Tag - Scam
You didn't buy your Mac or your iPhone in order to while away the hours avoiding phishing scams and malware. Unfortunately, other people did buy theirs in order to con money or data out of you, so we have to be vigilant. That's the purpose of our three-part Pointers Special. This is how to protect your Apple device, your work, and your money -- and in this concluding edition, how to keep people from seeing what you're doing.
Tech-support scams have been around for a long time, but a disturbing new level has been breached with the discovery that scammers are using detailed records of Dell customer interactions to augment their claims that they are legitimate -- suggesting a security breach of Dell's customer base -- and that the company has been aware of the issue since at least last May and does not seem to have done anything about it, since the scams are continuing.
We're recently reported on a class-action lawsuit that was settled with the current developers of scamware "cleaning" software MacKeeper that forced the company to pay out over $2 million in refunds to half a million dissatisfied users, but thanks to a recent hack of its customer database, we've found that as many as 13 million users may have been suckered into paying for this "scareware" utility that falsely claims problems with one's Mac that it will then fix, and charges you $40 or more for the privilege.
Though most users would be suspicious, a recent scam spam has spread from email and forums to Twitter, Facebook and now text messaging, according to a recent Apple Support forum posting. Users have reported seeing unsolicited texts and social-network posts claiming that "Apple" is seeking 1,000 testers for text messaging on the iPhone 5. The links go to the websites celltestnkeep.com or cellphonetesters.com and ask for email or a text message "code" to sign up.
Though most Mac users already know never to send their login information for any site in response to an e-mail (often posing as the user's bank, brokerage firm, Apple or other name-brand internet companies), variations on the phishing e-mail continue to pop up, particularly just before and after Christmas.
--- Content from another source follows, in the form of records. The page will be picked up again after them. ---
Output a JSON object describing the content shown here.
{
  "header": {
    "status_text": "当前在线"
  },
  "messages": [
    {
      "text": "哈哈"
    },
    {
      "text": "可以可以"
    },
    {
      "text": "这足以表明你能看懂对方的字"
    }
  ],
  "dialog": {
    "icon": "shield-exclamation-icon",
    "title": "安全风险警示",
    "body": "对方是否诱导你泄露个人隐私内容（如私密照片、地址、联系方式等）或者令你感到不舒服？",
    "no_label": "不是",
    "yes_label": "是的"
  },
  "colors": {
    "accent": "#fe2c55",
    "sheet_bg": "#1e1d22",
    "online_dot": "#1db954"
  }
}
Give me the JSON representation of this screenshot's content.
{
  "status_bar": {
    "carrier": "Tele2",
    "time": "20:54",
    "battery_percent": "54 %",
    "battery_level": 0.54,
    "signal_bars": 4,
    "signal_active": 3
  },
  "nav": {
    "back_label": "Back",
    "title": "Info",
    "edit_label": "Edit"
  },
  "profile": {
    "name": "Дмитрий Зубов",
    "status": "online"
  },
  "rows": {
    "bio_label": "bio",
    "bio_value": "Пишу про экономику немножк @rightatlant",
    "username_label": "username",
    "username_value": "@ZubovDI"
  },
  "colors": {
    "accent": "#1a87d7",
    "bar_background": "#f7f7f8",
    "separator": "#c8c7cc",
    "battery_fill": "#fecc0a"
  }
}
The Mac Observer's Bryan Chaffin reports getting a new one specifically aimed at MobileMe users.
A woman at a McDonald's in Spartanburg, South Carolina was tricked out of $180 and ended up with a hand-painted plank of wood masquerading as an iPad with a home-made representation of an Apple logo on the back and an iPad screen on the front due to a scam, an in-person variation of the "brick in a box" mail order swindle, MSNBC. Authorities are on the lookout for two black males, one of which has a gold tooth, who were driving a white Impala with no rims and no tinting.
An e-mail asking for credit card information is being sent to MobileMe and other Mac users purporting to want the info so the user can "sign up for iCloud," but it is a hoax. The iCloud service, set to begin sometime in the fall, has not rolled out yet -- and is a free offering which MobileMe members will automatically be enrolled in. The e-mail, supposedly sent from "The Apple store Team," (sic) goes on to warn MobileMe users that their subscription will be extended and invites users to "sign up" for iCloud.